Information given

# # # #

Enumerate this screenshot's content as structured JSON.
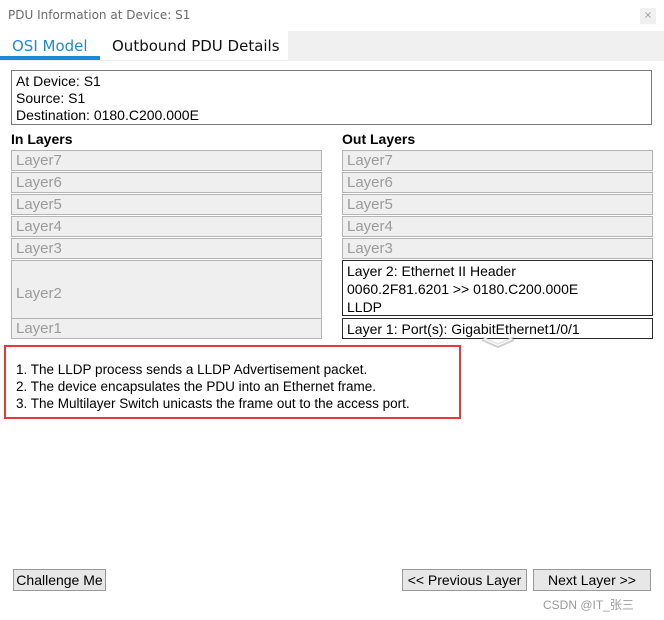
{
  "window": {
    "title": "PDU Information at Device: S1",
    "close_icon": "×"
  },
  "tabs": [
    {
      "label": "OSI Model",
      "selected": true
    },
    {
      "label": "Outbound PDU Details",
      "selected": false
    }
  ],
  "info": {
    "lines": [
      "At Device: S1",
      "Source: S1",
      "Destination: 0180.C200.000E"
    ]
  },
  "in_layers": {
    "heading": "In Layers",
    "items": [
      "Layer7",
      "Layer6",
      "Layer5",
      "Layer4",
      "Layer3",
      "Layer2",
      "Layer1"
    ]
  },
  "out_layers": {
    "heading": "Out Layers",
    "items": [
      "Layer7",
      "Layer6",
      "Layer5",
      "Layer4",
      "Layer3"
    ],
    "layer2_lines": [
      "Layer 2: Ethernet II Header",
      "0060.2F81.6201 >> 0180.C200.000E",
      "LLDP"
    ],
    "layer1": "Layer 1: Port(s): GigabitEthernet1/0/1"
  },
  "description": {
    "lines": [
      "1. The LLDP process sends a LLDP Advertisement packet.",
      "2. The device encapsulates the PDU into an Ethernet frame.",
      "3. The Multilayer Switch unicasts the frame out to the access port."
    ]
  },
  "buttons": {
    "challenge": "Challenge Me",
    "previous": "<< Previous Layer",
    "next": "Next Layer >>"
  },
  "watermark": "CSDN @IT_张三",
  "colors": {
    "accent": "#1e8ad6",
    "highlight_border": "#e33a3a"
  }
}
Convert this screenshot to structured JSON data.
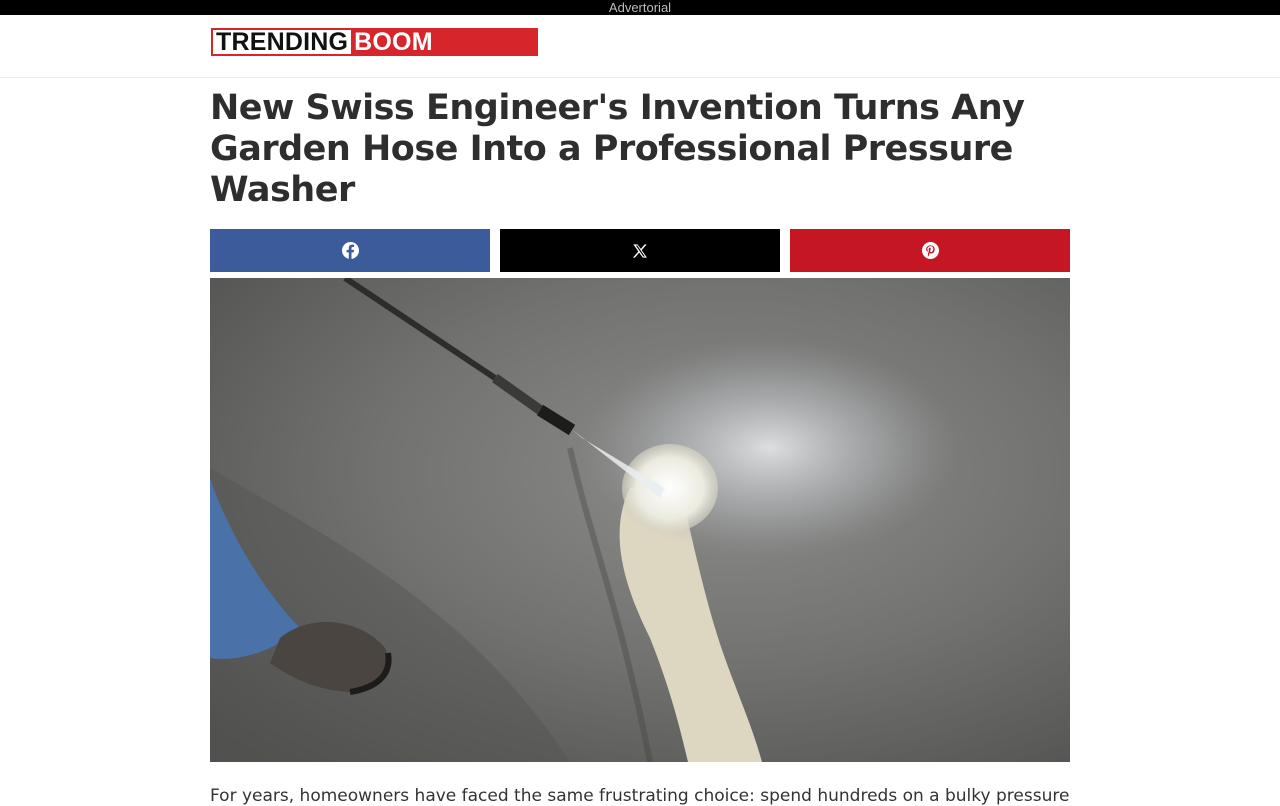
{
  "topbar": {
    "label": "Advertorial"
  },
  "logo": {
    "part1": "TRENDING",
    "part2": "BOOM",
    "border_color": "#d7262b"
  },
  "article": {
    "title": "New Swiss Engineer's Invention Turns Any Garden Hose Into a Professional Pressure Washer",
    "intro": "For years, homeowners have faced the same frustrating choice: spend hundreds on a bulky pressure"
  },
  "share": {
    "facebook": {
      "icon": "facebook-icon",
      "color": "#3b5b9b"
    },
    "x": {
      "icon": "x-icon",
      "color": "#000000"
    },
    "pinterest": {
      "icon": "pinterest-icon",
      "color": "#c51624"
    }
  },
  "hero_image": {
    "subject": "pressure-washer-cleaning-concrete"
  }
}
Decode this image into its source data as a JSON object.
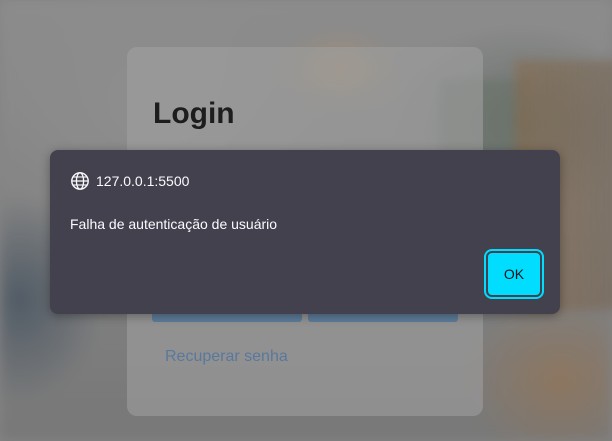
{
  "background": {
    "login_title": "Login",
    "recover_link": "Recuperar senha"
  },
  "dialog": {
    "origin": "127.0.0.1:5500",
    "origin_icon": "globe-icon",
    "message": "Falha de autenticação de usuário",
    "ok_label": "OK"
  },
  "colors": {
    "dialog_bg": "#42414d",
    "ok_button": "#00ddff",
    "link": "#5a7fab"
  }
}
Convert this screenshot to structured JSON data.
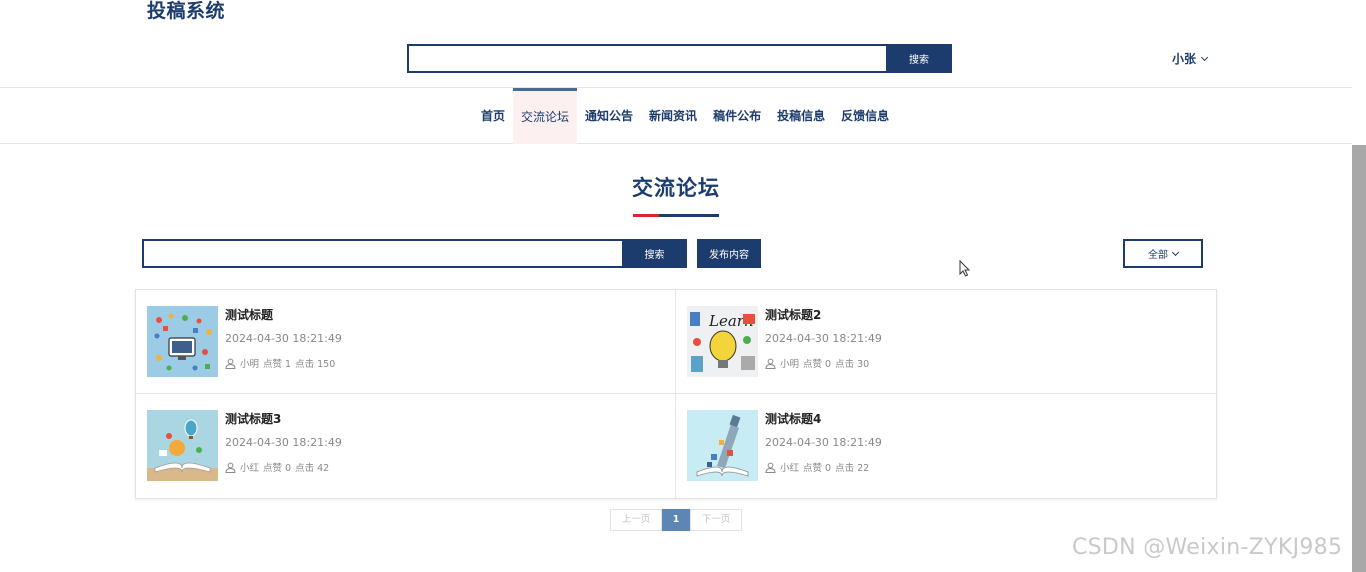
{
  "header": {
    "site_title": "投稿系统",
    "search_placeholder": "",
    "search_button": "搜索",
    "user_name": "小张"
  },
  "nav": {
    "items": [
      "首页",
      "交流论坛",
      "通知公告",
      "新闻资讯",
      "稿件公布",
      "投稿信息",
      "反馈信息"
    ],
    "active": "交流论坛"
  },
  "section": {
    "title": "交流论坛",
    "search_button": "搜索",
    "publish_button": "发布内容",
    "filter_label": "全部"
  },
  "posts": [
    {
      "title": "测试标题",
      "time": "2024-04-30 18:21:49",
      "author": "小明",
      "likes_label": "点赞 1",
      "clicks_label": "点击 150"
    },
    {
      "title": "测试标题2",
      "time": "2024-04-30 18:21:49",
      "author": "小明",
      "likes_label": "点赞 0",
      "clicks_label": "点击 30"
    },
    {
      "title": "测试标题3",
      "time": "2024-04-30 18:21:49",
      "author": "小红",
      "likes_label": "点赞 0",
      "clicks_label": "点击 42"
    },
    {
      "title": "测试标题4",
      "time": "2024-04-30 18:21:49",
      "author": "小红",
      "likes_label": "点赞 0",
      "clicks_label": "点击 22"
    }
  ],
  "pagination": {
    "prev": "上一页",
    "current": "1",
    "next": "下一页"
  },
  "watermark": "CSDN @Weixin-ZYKJ985",
  "colors": {
    "primary": "#1d3c6e",
    "accent_red": "#d9252c",
    "active_page": "#5d86b4"
  }
}
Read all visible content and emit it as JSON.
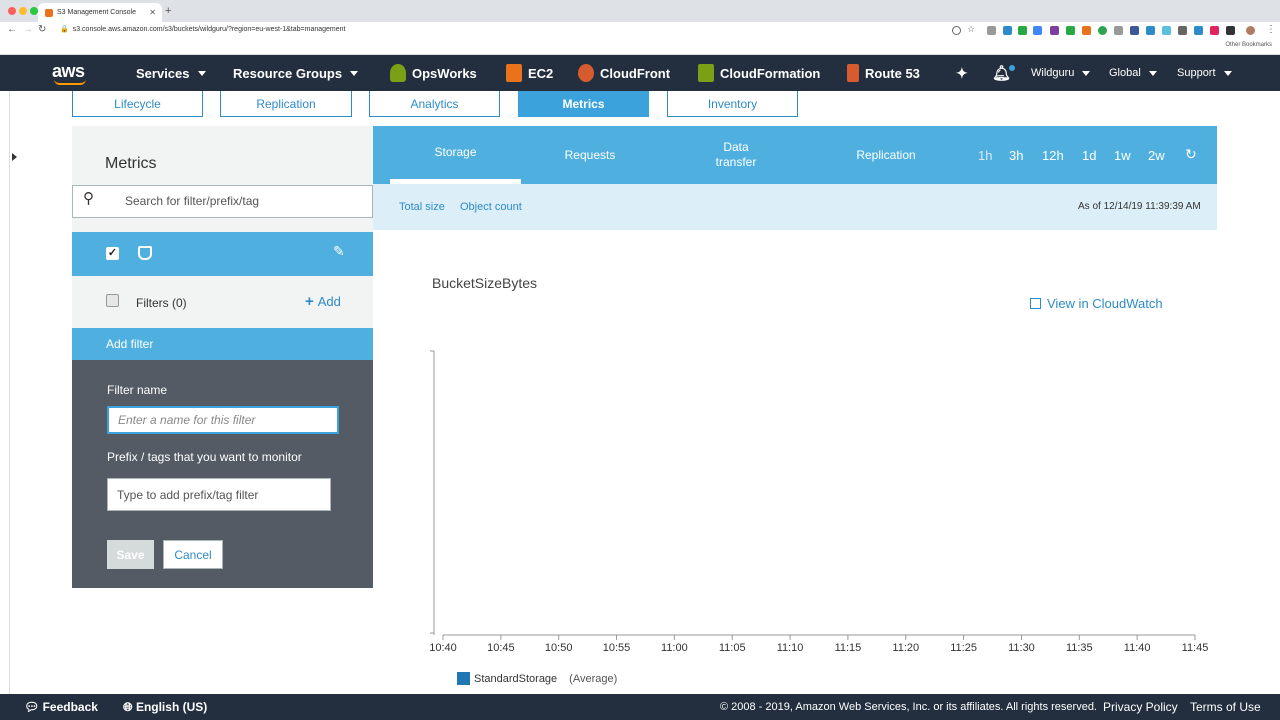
{
  "browser": {
    "tab_title": "S3 Management Console",
    "url": "s3.console.aws.amazon.com/s3/buckets/wildguru/?region=eu-west-1&tab=management",
    "other_bookmarks": "Other Bookmarks"
  },
  "nav": {
    "logo": "aws",
    "services": "Services",
    "resource_groups": "Resource Groups",
    "shortcuts": [
      "OpsWorks",
      "EC2",
      "CloudFront",
      "CloudFormation",
      "Route 53"
    ],
    "account": "Wildguru",
    "region": "Global",
    "support": "Support"
  },
  "subtabs": [
    "Lifecycle",
    "Replication",
    "Analytics",
    "Metrics",
    "Inventory"
  ],
  "left": {
    "title": "Metrics",
    "search_placeholder": "Search for filter/prefix/tag",
    "filters_label": "Filters (0)",
    "add_label": "Add",
    "add_filter_label": "Add filter",
    "filter_name_label": "Filter name",
    "filter_name_placeholder": "Enter a name for this filter",
    "prefix_label": "Prefix / tags that you want to monitor",
    "prefix_placeholder": "Type to add prefix/tag filter",
    "save": "Save",
    "cancel": "Cancel"
  },
  "right": {
    "tabs": [
      "Storage",
      "Requests",
      "Data transfer",
      "Replication"
    ],
    "ranges": [
      "1h",
      "3h",
      "12h",
      "1d",
      "1w",
      "2w"
    ],
    "total_size": "Total size",
    "object_count": "Object count",
    "as_of": "As of 12/14/19 11:39:39 AM",
    "view_cloudwatch": "View in CloudWatch"
  },
  "chart_data": {
    "type": "line",
    "title": "BucketSizeBytes",
    "x": [
      "10:40",
      "10:45",
      "10:50",
      "10:55",
      "11:00",
      "11:05",
      "11:10",
      "11:15",
      "11:20",
      "11:25",
      "11:30",
      "11:35",
      "11:40",
      "11:45"
    ],
    "series": [
      {
        "name": "StandardStorage",
        "values": []
      }
    ],
    "legend_suffix": "(Average)",
    "legend_position": "bottom-left",
    "grid": false,
    "series_color": "#1f77b4"
  },
  "footer": {
    "feedback": "Feedback",
    "language": "English (US)",
    "copyright": "© 2008 - 2019, Amazon Web Services, Inc. or its affiliates. All rights reserved.",
    "privacy": "Privacy Policy",
    "terms": "Terms of Use"
  }
}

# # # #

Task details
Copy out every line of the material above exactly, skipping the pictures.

Solution to this task
Enumerate this screenshot's content as structured JSON.
{
  "window": {
    "title": "PDU Information at Device: S1",
    "close_icon": "×"
  },
  "tabs": [
    {
      "label": "OSI Model",
      "selected": true
    },
    {
      "label": "Outbound PDU Details",
      "selected": false
    }
  ],
  "info": {
    "lines": [
      "At Device: S1",
      "Source: S1",
      "Destination: 0180.C200.000E"
    ]
  },
  "in_layers": {
    "heading": "In Layers",
    "items": [
      "Layer7",
      "Layer6",
      "Layer5",
      "Layer4",
      "Layer3",
      "Layer2",
      "Layer1"
    ]
  },
  "out_layers": {
    "heading": "Out Layers",
    "items": [
      "Layer7",
      "Layer6",
      "Layer5",
      "Layer4",
      "Layer3"
    ],
    "layer2_lines": [
      "Layer 2: Ethernet II Header",
      "0060.2F81.6201 >> 0180.C200.000E",
      "LLDP"
    ],
    "layer1": "Layer 1: Port(s): GigabitEthernet1/0/1"
  },
  "description": {
    "lines": [
      "1. The LLDP process sends a LLDP Advertisement packet.",
      "2. The device encapsulates the PDU into an Ethernet frame.",
      "3. The Multilayer Switch unicasts the frame out to the access port."
    ]
  },
  "buttons": {
    "challenge": "Challenge Me",
    "previous": "<< Previous Layer",
    "next": "Next Layer >>"
  },
  "watermark": "CSDN @IT_张三",
  "colors": {
    "accent": "#1e8ad6",
    "highlight_border": "#e33a3a"
  }
}
Convert this screenshot to structured JSON data.
{
  "topbar": {
    "label": "Advertorial"
  },
  "logo": {
    "part1": "TRENDING",
    "part2": "BOOM",
    "border_color": "#d7262b"
  },
  "article": {
    "title": "New Swiss Engineer's Invention Turns Any Garden Hose Into a Professional Pressure Washer",
    "intro": "For years, homeowners have faced the same frustrating choice: spend hundreds on a bulky pressure"
  },
  "share": {
    "facebook": {
      "icon": "facebook-icon",
      "color": "#3b5b9b"
    },
    "x": {
      "icon": "x-icon",
      "color": "#000000"
    },
    "pinterest": {
      "icon": "pinterest-icon",
      "color": "#c51624"
    }
  },
  "hero_image": {
    "subject": "pressure-washer-cleaning-concrete"
  }
}
Decode this image into its source data as a JSON object.
{
  "background": {
    "login_title": "Login",
    "recover_link": "Recuperar senha"
  },
  "dialog": {
    "origin": "127.0.0.1:5500",
    "origin_icon": "globe-icon",
    "message": "Falha de autenticação de usuário",
    "ok_label": "OK"
  },
  "colors": {
    "dialog_bg": "#42414d",
    "ok_button": "#00ddff",
    "link": "#5a7fab"
  }
}
Convert this screenshot to structured JSON data.
{
  "header": {
    "site_title": "投稿系统",
    "search_placeholder": "",
    "search_button": "搜索",
    "user_name": "小张"
  },
  "nav": {
    "items": [
      "首页",
      "交流论坛",
      "通知公告",
      "新闻资讯",
      "稿件公布",
      "投稿信息",
      "反馈信息"
    ],
    "active": "交流论坛"
  },
  "section": {
    "title": "交流论坛",
    "search_button": "搜索",
    "publish_button": "发布内容",
    "filter_label": "全部"
  },
  "posts": [
    {
      "title": "测试标题",
      "time": "2024-04-30 18:21:49",
      "author": "小明",
      "likes_label": "点赞 1",
      "clicks_label": "点击 150"
    },
    {
      "title": "测试标题2",
      "time": "2024-04-30 18:21:49",
      "author": "小明",
      "likes_label": "点赞 0",
      "clicks_label": "点击 30"
    },
    {
      "title": "测试标题3",
      "time": "2024-04-30 18:21:49",
      "author": "小红",
      "likes_label": "点赞 0",
      "clicks_label": "点击 42"
    },
    {
      "title": "测试标题4",
      "time": "2024-04-30 18:21:49",
      "author": "小红",
      "likes_label": "点赞 0",
      "clicks_label": "点击 22"
    }
  ],
  "pagination": {
    "prev": "上一页",
    "current": "1",
    "next": "下一页"
  },
  "watermark": "CSDN @Weixin-ZYKJ985",
  "colors": {
    "primary": "#1d3c6e",
    "accent_red": "#d9252c",
    "active_page": "#5d86b4"
  }
}
Read all visible content and emit it as JSON.
{
  "browser": {
    "tab_title": "S3 Management Console",
    "url": "s3.console.aws.amazon.com/s3/buckets/wildguru/?region=eu-west-1&tab=management",
    "other_bookmarks": "Other Bookmarks"
  },
  "nav": {
    "logo": "aws",
    "services": "Services",
    "resource_groups": "Resource Groups",
    "shortcuts": [
      "OpsWorks",
      "EC2",
      "CloudFront",
      "CloudFormation",
      "Route 53"
    ],
    "account": "Wildguru",
    "region": "Global",
    "support": "Support"
  },
  "subtabs": [
    "Lifecycle",
    "Replication",
    "Analytics",
    "Metrics",
    "Inventory"
  ],
  "left": {
    "title": "Metrics",
    "search_placeholder": "Search for filter/prefix/tag",
    "filters_label": "Filters (0)",
    "add_label": "Add",
    "add_filter_label": "Add filter",
    "filter_name_label": "Filter name",
    "filter_name_placeholder": "Enter a name for this filter",
    "prefix_label": "Prefix / tags that you want to monitor",
    "prefix_placeholder": "Type to add prefix/tag filter",
    "save": "Save",
    "cancel": "Cancel"
  },
  "right": {
    "tabs": [
      "Storage",
      "Requests",
      "Data transfer",
      "Replication"
    ],
    "ranges": [
      "1h",
      "3h",
      "12h",
      "1d",
      "1w",
      "2w"
    ],
    "total_size": "Total size",
    "object_count": "Object count",
    "as_of": "As of 12/14/19 11:39:39 AM",
    "view_cloudwatch": "View in CloudWatch"
  },
  "chart_data": {
    "type": "line",
    "title": "BucketSizeBytes",
    "x": [
      "10:40",
      "10:45",
      "10:50",
      "10:55",
      "11:00",
      "11:05",
      "11:10",
      "11:15",
      "11:20",
      "11:25",
      "11:30",
      "11:35",
      "11:40",
      "11:45"
    ],
    "series": [
      {
        "name": "StandardStorage",
        "values": []
      }
    ],
    "legend_suffix": "(Average)",
    "legend_position": "bottom-left",
    "grid": false,
    "series_color": "#1f77b4"
  },
  "footer": {
    "feedback": "Feedback",
    "language": "English (US)",
    "copyright": "© 2008 - 2019, Amazon Web Services, Inc. or its affiliates. All rights reserved.",
    "privacy": "Privacy Policy",
    "terms": "Terms of Use"
  }
}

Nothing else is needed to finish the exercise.